"visual characteristics such as the layout and format of
lettering." Harp, 984 F.Supp.2d at 411-12
(citing A&H Sportswear, 237 F.3d at 217). Courts
measure the "sound" and "auditory
impressions" of a mark by examining the number of words
and syllables employed and the different (or similar) uses of
those words and syllables. See id.
"Meaning" is determined by assessing whether the
combination of words in each mark offers "a different
denotative or connotative meaning." IcL at 413.
UHS logo bears resemblance to UHS Delaware's '433
word mark and '663 stylized mark against all sight,
sound, and meaning metrics. The marks contain the same three
capitalized letters-UHS-separated by neither punctuation nor
spacing and accompanied by no other text. Each mark differs
marginally in style: UHS Delaware's stylized mark
comprises three hollowed-out and rounded letters with no
attendant graphic, while United Health Services' logo
displays a solid, serif font accompanied by a small leaf
graphic in the upper left region of its letter "U."
The marks are otherwise indistinct. Read aloud, the marks
produce identical auditory impressions. As a result of their
simplicity, neither mark evokes a unique denotative or
connotative meaning in isolation.
record evidence concerning mark similarity is undisputed.
There exists near identity between the parties' marks.
United Health Services effectively concedes as much in its

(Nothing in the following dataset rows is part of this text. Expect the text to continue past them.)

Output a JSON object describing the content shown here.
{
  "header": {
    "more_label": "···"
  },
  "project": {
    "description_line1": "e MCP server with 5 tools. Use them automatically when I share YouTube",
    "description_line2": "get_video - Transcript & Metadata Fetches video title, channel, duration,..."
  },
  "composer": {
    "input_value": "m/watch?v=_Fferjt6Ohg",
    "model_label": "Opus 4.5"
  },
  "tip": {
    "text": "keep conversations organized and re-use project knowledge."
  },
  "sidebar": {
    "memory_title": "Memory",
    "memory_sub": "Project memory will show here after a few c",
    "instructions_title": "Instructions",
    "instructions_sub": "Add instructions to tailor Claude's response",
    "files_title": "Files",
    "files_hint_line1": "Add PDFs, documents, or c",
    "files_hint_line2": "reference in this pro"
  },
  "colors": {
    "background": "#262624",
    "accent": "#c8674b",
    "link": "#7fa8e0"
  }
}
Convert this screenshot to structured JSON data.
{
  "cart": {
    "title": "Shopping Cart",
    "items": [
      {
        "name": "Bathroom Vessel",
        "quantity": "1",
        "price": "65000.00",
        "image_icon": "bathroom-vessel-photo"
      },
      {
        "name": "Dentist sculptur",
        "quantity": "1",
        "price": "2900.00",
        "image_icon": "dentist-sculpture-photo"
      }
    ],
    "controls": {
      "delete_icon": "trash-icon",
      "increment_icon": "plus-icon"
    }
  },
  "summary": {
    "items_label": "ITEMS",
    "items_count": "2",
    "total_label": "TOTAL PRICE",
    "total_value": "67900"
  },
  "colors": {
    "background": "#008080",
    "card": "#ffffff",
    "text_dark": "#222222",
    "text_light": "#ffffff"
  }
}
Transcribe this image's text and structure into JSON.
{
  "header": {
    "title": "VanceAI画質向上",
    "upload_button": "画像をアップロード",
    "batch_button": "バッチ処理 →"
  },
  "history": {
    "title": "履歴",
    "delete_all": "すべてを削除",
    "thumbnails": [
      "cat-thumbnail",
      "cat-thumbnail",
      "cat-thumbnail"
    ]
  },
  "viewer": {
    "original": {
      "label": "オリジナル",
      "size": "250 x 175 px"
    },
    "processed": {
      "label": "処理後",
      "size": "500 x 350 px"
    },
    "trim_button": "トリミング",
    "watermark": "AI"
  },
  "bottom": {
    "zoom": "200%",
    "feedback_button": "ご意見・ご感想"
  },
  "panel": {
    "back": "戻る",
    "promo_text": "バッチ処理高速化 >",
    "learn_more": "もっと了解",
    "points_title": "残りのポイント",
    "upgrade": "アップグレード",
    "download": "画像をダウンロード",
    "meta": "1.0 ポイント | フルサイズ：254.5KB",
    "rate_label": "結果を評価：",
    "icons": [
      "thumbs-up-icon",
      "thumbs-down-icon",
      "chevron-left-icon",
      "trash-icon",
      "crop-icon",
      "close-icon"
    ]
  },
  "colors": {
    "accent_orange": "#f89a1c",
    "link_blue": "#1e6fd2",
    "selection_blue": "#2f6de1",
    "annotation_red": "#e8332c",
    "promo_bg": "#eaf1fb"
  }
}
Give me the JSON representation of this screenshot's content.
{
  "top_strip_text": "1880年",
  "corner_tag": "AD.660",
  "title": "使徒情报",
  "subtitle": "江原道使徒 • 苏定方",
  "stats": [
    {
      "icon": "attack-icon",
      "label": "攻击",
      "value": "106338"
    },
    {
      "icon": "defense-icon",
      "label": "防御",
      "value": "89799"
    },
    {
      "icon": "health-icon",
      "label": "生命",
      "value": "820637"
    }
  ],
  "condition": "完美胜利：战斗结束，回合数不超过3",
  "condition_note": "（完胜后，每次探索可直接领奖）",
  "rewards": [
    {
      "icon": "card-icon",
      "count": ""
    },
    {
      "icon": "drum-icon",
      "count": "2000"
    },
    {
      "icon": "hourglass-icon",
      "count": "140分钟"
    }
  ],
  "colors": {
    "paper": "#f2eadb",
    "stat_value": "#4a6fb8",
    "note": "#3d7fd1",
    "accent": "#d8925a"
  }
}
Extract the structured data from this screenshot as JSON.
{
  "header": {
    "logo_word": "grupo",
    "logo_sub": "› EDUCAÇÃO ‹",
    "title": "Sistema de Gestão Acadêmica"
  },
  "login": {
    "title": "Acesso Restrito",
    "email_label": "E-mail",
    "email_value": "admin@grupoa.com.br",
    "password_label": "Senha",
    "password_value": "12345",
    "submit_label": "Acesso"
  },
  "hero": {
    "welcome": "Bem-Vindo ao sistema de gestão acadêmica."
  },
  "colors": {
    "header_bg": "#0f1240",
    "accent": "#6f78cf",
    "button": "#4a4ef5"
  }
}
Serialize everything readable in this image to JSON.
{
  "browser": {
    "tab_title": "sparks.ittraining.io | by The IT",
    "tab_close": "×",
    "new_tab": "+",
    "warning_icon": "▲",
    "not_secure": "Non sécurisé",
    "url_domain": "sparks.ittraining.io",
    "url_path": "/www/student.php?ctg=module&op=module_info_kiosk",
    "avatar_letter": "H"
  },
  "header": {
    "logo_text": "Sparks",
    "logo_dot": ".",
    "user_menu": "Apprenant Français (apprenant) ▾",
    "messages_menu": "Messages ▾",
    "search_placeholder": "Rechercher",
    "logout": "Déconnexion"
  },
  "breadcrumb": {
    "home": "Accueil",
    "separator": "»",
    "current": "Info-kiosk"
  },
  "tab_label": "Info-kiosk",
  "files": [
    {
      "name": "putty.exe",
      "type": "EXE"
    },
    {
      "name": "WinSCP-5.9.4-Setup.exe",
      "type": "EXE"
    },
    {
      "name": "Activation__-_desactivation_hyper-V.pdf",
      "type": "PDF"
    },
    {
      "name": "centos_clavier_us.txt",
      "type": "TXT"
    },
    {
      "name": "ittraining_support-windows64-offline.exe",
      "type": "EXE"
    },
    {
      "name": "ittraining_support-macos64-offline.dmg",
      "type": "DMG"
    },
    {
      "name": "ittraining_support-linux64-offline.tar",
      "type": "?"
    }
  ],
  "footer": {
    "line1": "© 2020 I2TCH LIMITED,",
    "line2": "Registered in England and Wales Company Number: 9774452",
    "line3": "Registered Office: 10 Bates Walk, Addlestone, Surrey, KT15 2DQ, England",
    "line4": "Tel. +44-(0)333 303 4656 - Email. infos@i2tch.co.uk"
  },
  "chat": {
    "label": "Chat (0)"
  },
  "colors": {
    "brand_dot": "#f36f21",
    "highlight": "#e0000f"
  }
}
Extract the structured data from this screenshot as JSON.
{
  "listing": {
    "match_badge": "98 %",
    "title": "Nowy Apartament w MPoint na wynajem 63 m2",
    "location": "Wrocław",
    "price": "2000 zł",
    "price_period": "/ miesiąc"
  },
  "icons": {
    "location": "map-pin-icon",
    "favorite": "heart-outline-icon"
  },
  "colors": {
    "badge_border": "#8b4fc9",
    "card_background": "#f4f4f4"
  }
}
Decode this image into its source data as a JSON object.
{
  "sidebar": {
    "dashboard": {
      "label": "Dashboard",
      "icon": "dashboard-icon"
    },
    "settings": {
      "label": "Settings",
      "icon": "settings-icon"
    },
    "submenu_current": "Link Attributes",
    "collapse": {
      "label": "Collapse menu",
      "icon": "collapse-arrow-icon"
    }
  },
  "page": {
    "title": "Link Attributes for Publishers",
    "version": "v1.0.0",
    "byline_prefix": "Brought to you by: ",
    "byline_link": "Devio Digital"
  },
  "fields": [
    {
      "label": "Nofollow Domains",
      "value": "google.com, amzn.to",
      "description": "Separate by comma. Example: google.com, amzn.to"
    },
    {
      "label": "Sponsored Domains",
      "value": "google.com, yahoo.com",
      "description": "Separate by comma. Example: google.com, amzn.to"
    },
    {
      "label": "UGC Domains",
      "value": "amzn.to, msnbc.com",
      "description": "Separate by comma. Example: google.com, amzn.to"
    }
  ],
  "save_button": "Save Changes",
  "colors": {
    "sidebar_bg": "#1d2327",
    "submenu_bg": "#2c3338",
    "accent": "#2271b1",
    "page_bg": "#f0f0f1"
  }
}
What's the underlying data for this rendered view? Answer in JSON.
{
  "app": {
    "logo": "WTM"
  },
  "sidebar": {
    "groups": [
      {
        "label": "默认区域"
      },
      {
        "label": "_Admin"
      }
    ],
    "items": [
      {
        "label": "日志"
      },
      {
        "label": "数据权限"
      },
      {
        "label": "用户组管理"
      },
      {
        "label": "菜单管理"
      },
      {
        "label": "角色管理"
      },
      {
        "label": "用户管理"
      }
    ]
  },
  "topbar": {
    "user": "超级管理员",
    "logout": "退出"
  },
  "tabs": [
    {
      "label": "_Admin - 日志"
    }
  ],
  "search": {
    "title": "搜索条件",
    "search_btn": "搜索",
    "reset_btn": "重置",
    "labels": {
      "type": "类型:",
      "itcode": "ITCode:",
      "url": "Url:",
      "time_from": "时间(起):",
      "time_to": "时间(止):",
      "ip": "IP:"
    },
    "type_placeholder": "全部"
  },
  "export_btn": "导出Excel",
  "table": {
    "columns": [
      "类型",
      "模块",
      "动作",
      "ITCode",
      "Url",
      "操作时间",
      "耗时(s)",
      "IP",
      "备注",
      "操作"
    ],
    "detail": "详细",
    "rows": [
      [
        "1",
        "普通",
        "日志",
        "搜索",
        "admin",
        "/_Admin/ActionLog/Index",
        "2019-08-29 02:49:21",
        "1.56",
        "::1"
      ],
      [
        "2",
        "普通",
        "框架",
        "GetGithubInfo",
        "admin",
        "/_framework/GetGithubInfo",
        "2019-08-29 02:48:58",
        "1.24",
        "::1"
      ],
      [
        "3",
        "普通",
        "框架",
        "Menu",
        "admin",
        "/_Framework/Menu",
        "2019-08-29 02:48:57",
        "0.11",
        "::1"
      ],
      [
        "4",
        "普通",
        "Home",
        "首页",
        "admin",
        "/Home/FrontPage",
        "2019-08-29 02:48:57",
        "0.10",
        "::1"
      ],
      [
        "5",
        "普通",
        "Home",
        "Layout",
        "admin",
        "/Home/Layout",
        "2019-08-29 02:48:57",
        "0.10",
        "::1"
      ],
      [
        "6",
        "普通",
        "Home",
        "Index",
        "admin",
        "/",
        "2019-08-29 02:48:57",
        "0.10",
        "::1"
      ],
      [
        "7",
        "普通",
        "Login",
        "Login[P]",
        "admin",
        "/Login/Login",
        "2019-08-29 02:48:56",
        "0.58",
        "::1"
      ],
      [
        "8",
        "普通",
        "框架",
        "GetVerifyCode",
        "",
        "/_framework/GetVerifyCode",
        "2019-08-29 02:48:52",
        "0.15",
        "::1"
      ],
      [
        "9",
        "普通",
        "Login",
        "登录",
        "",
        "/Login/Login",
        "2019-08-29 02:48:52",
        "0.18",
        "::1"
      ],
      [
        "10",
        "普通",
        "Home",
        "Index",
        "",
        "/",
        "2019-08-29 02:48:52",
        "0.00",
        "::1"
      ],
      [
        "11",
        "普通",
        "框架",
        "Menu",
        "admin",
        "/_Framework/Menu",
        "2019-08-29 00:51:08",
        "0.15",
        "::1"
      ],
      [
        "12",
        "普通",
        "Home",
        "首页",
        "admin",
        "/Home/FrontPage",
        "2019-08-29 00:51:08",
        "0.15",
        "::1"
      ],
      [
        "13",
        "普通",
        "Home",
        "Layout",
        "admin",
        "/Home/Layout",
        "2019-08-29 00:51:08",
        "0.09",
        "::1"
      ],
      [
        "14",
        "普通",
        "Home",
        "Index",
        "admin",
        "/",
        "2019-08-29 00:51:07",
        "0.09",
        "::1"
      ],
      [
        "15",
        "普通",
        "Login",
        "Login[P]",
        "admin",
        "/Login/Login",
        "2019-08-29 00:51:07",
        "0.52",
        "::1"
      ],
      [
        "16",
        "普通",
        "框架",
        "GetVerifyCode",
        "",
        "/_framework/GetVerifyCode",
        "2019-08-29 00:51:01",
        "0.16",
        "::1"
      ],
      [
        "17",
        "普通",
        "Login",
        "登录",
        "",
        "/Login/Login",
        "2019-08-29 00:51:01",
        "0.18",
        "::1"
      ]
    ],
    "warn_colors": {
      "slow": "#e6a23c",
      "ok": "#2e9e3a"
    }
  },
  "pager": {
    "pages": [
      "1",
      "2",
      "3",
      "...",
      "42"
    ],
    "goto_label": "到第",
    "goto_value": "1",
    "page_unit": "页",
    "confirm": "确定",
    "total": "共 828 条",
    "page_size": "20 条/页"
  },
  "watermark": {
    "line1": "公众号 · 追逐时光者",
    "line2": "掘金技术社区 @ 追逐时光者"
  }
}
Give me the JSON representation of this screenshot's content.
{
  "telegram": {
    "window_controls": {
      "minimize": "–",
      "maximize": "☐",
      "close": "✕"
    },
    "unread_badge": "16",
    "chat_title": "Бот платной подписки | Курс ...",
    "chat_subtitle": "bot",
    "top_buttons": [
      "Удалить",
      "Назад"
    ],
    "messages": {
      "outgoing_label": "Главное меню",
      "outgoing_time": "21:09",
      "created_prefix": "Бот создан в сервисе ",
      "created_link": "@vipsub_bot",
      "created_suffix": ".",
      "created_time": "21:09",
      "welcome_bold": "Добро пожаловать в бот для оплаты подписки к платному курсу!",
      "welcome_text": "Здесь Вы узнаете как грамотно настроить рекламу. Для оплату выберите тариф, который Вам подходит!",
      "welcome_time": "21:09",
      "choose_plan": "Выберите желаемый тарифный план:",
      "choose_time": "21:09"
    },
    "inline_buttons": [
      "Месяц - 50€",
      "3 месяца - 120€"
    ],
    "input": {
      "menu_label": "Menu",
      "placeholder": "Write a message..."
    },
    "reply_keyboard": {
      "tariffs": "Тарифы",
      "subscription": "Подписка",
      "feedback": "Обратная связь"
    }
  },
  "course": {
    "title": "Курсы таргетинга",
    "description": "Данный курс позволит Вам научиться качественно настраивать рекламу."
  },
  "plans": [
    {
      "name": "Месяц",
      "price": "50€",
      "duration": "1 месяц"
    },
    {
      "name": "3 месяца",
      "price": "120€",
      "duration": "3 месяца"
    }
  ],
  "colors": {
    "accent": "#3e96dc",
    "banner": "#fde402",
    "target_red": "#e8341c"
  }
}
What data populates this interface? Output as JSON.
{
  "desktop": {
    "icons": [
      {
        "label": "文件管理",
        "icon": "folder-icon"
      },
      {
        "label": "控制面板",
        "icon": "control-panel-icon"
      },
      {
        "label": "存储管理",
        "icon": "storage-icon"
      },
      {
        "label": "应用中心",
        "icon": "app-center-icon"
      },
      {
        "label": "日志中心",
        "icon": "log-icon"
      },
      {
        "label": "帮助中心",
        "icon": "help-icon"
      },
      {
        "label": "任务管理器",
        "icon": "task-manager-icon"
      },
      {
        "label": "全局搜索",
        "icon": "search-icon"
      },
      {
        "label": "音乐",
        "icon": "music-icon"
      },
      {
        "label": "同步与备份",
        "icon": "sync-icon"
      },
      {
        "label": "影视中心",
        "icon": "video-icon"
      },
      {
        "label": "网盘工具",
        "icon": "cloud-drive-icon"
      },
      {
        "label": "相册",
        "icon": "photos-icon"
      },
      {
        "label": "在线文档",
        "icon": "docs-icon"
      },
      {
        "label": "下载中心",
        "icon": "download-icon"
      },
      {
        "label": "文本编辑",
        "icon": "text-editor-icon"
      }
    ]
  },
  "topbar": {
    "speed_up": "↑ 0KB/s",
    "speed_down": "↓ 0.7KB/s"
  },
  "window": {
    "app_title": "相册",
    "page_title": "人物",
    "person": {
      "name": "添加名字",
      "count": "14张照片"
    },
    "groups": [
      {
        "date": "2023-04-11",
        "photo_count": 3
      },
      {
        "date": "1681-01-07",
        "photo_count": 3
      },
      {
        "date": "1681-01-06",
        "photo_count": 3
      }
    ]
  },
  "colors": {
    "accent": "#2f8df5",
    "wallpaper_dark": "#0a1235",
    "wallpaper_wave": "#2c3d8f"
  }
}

briefing, rejoining only that "[similarity in name is
only the beginning of the analysis." (Doc. ...